The holidays aren’t necessarily easy for any adult. They are chaotic, expensive, stressful and can trigger a myriad of negative emotions depending on your relationship (or lack thereof) with particular family members. Throw infertility into the mix – which seems to catalyze the nosy questions, well-meaning “suggestions” and sympathy from people who popped out kids without any problems.
Then there are the gaggles of cute children – painful reminders of all you pine to have – that the holidays seem to drum up in all their shiny holiday clothes and twinkly-eyed abandon. It’s enough to make you crazy.
Redirect Your Inner-Infertile Grinch With One (or more) Coping Mechanisms
Instead of going through the holidays in a state of denial (which feels good at the time but catches up with you later) or turning into the ultimate Grinch, try out one or more of these tried-and-true coping mechanisms to find your way back to a more peaceful balance.
- Be honest with friends and family. Don’t try to fake it. At best, you’ll wind up in a pile of tears at the holiday dinner table, shocking the family because you, “seemed so cheerful and unaffected this year…” Use honesty and clear communication to let the traditional holiday crowd in on how painful this time of year can be for you. Be gentle, but direct, regarding exactly what you need – and don’t need – from them. Tell them to not talk about it, or to talk about it, to please refrain from giving advice you don’t need or want, and/or any other requests that will make the holiday gatherings easier and more enjoyable for you.
- Send an informative email. Not interested in having to repeat the same story a gazillion times? That’s what group emails are for. Send out a mass email letting relevant friends and family members know that while you appreciate their concern and love, your infertility and/or fertility treatments are off limits for holiday conversation. Therefore, here’s everything you want to know that we feel like sharing…etc., etc., etc. It’s a great way to make sure everyone’s on the same page and it gets it all off the table for them as well. Sometimes couples forget how awkward it can be for family and friends who can never tell when it’s appropriate to ask questions and when it isn’t.
- Take a holiday from the holidays. Maybe this is the year to skip out on holiday traditions and do your own thing – even if it will hurt some feelings. You are worthy and deserving of taking care of your own emotional needs – even if the care required stretches beyond what the fertile people in the family can understand. What do they know about the road you have traveled? Absolutely nothing, because only those who have walked the walk can truly understand. Take a staycation or a vacation – or whatever else you need. Giving yourself a break might be the best holiday gift you’ve ever given.

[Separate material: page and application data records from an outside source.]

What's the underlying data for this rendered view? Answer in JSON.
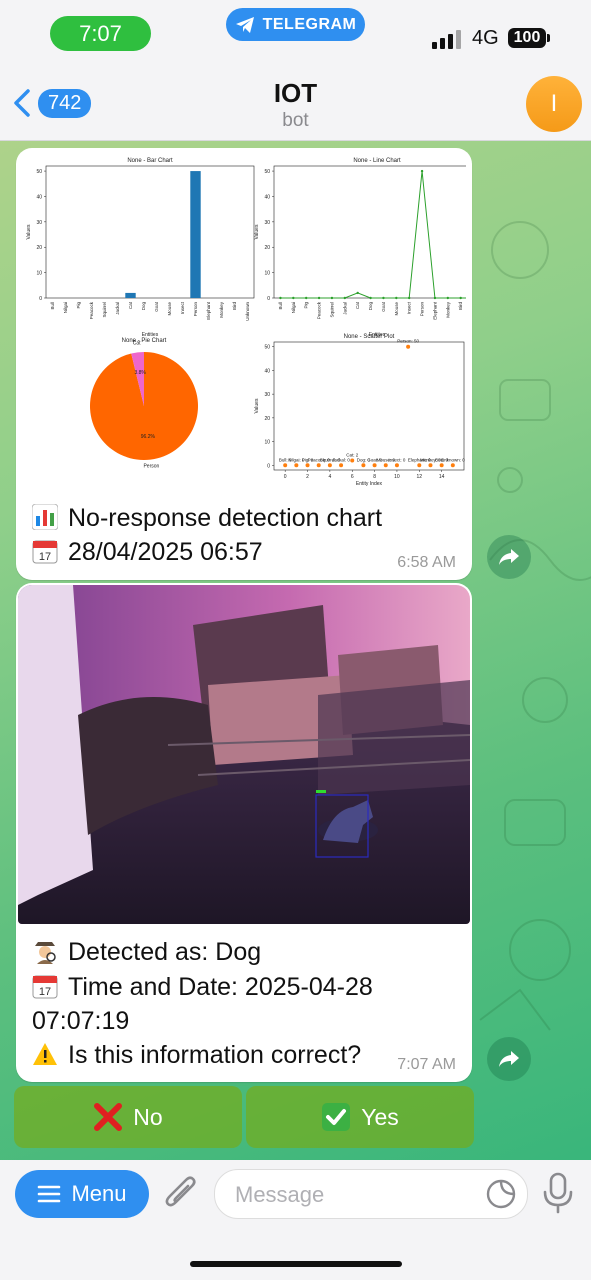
{
  "status_bar": {
    "time": "7:07",
    "app_pill": "TELEGRAM",
    "network": "4G",
    "battery": "100"
  },
  "header": {
    "back_count": "742",
    "title": "IOT",
    "subtitle": "bot",
    "avatar_letter": "I"
  },
  "chart_message": {
    "caption_line1": "No-response detection chart",
    "caption_line2": "28/04/2025 06:57",
    "time": "6:58 AM",
    "emoji1": "bar-chart-icon",
    "emoji2": "calendar-icon"
  },
  "chart_data": [
    {
      "type": "bar",
      "title": "None - Bar Chart",
      "xlabel": "Entities",
      "ylabel": "Values",
      "categories": [
        "Bull",
        "Nilgai",
        "Pig",
        "Peacock",
        "Squirrel",
        "Jackal",
        "Cat",
        "Dog",
        "Goat",
        "Mouse",
        "Insect",
        "Person",
        "Elephant",
        "Monkey",
        "Bird",
        "Unknown"
      ],
      "values": [
        0,
        0,
        0,
        0,
        0,
        0,
        2,
        0,
        0,
        0,
        0,
        50,
        0,
        0,
        0,
        0
      ],
      "yticks": [
        "0",
        "10",
        "20",
        "30",
        "40",
        "50"
      ],
      "ylim": [
        0,
        52
      ],
      "color": "#1f77b4"
    },
    {
      "type": "line",
      "title": "None - Line Chart",
      "xlabel": "Entities",
      "ylabel": "Values",
      "categories": [
        "Bull",
        "Nilgai",
        "Pig",
        "Peacock",
        "Squirrel",
        "Jackal",
        "Cat",
        "Dog",
        "Goat",
        "Mouse",
        "Insect",
        "Person",
        "Elephant",
        "Monkey",
        "Bird",
        "Unknown"
      ],
      "values": [
        0,
        0,
        0,
        0,
        0,
        0,
        2,
        0,
        0,
        0,
        0,
        50,
        0,
        0,
        0,
        0
      ],
      "yticks": [
        "0",
        "10",
        "20",
        "30",
        "40",
        "50"
      ],
      "ylim": [
        0,
        52
      ],
      "color": "#2ca02c"
    },
    {
      "type": "pie",
      "title": "None - Pie Chart",
      "slices": [
        {
          "label": "Person",
          "value": 96.2,
          "pct": "96.2%",
          "color": "#ff6600"
        },
        {
          "label": "Cat",
          "value": 3.8,
          "pct": "3.8%",
          "color": "#ee66cc"
        }
      ]
    },
    {
      "type": "scatter",
      "title": "None - Scatter Plot",
      "xlabel": "Entity Index",
      "ylabel": "Values",
      "x": [
        0,
        1,
        2,
        3,
        4,
        5,
        6,
        7,
        8,
        9,
        10,
        11,
        12,
        13,
        14,
        15
      ],
      "y": [
        0,
        0,
        0,
        0,
        0,
        0,
        2,
        0,
        0,
        0,
        0,
        50,
        0,
        0,
        0,
        0
      ],
      "point_labels": [
        "Bull: 0",
        "Nilgai: 0",
        "Pig: 0",
        "Peacock: 0",
        "Squirrel: 0",
        "Jackal: 0",
        "Cat: 2",
        "Dog: 0",
        "Goat: 0",
        "Mouse: 0",
        "Insect: 0",
        "Person: 50",
        "Elephant: 0",
        "Monkey: 0",
        "Bird: 0",
        "Unknown: 0"
      ],
      "xticks": [
        "0",
        "2",
        "4",
        "6",
        "8",
        "10",
        "12",
        "14"
      ],
      "yticks": [
        "0",
        "10",
        "20",
        "30",
        "40",
        "50"
      ],
      "xlim": [
        -1,
        16
      ],
      "ylim": [
        -2,
        52
      ],
      "color": "#ff7f0e"
    }
  ],
  "detection_message": {
    "line1": "Detected as: Dog",
    "line2": "Time and Date: 2025-04-28",
    "line3": "07:07:19",
    "line4": "Is this information correct?",
    "time": "7:07 AM",
    "emoji1": "detective-icon",
    "emoji2": "calendar-icon",
    "emoji3": "warning-icon"
  },
  "keyboard": {
    "no_label": "No",
    "yes_label": "Yes"
  },
  "input_bar": {
    "menu_label": "Menu",
    "placeholder": "Message"
  },
  "colors": {
    "accent": "#2f8ff0",
    "time_pill": "#2fbf3f",
    "avatar": "#f59a18"
  }
}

- Volunteer your time. Local non-profit organizations are always eager to find extra helping hands this time of year. From Baking Challah bread to adopting a senior or feeding a low-income family, there are opportunities for every interest. Check out the Volunteer Davis or United Way websites to gain instant access to local organizations that need your help for the holidays. Helping others is a wonderful way to forget about your own worries and put your good talents and fortune to work. Plus, it can also help to put things in perspective, helping you to feel more genuinely grateful for the things you do
- Connect with an infertility counselor. Did you know there are marriage and family therapists (MFTs) and others who specialize in counselling individuals or couples struggling with infertility? In many cases, the therapists have been down the same path you’re walking, so their sympathy is not feigned. Working with a counselor or therapist who specializes in infertility can provide valuable tools that will help you cope with diagnosis- and treatment-related feelings, as well as the stress and rigors of life in general.
Do you find it difficult to get through the holidays as the result of your infertility struggles? What are some of your coping mechanisms? Please share your thoughts, ideas and support with our NCFMC followers in the comment box below.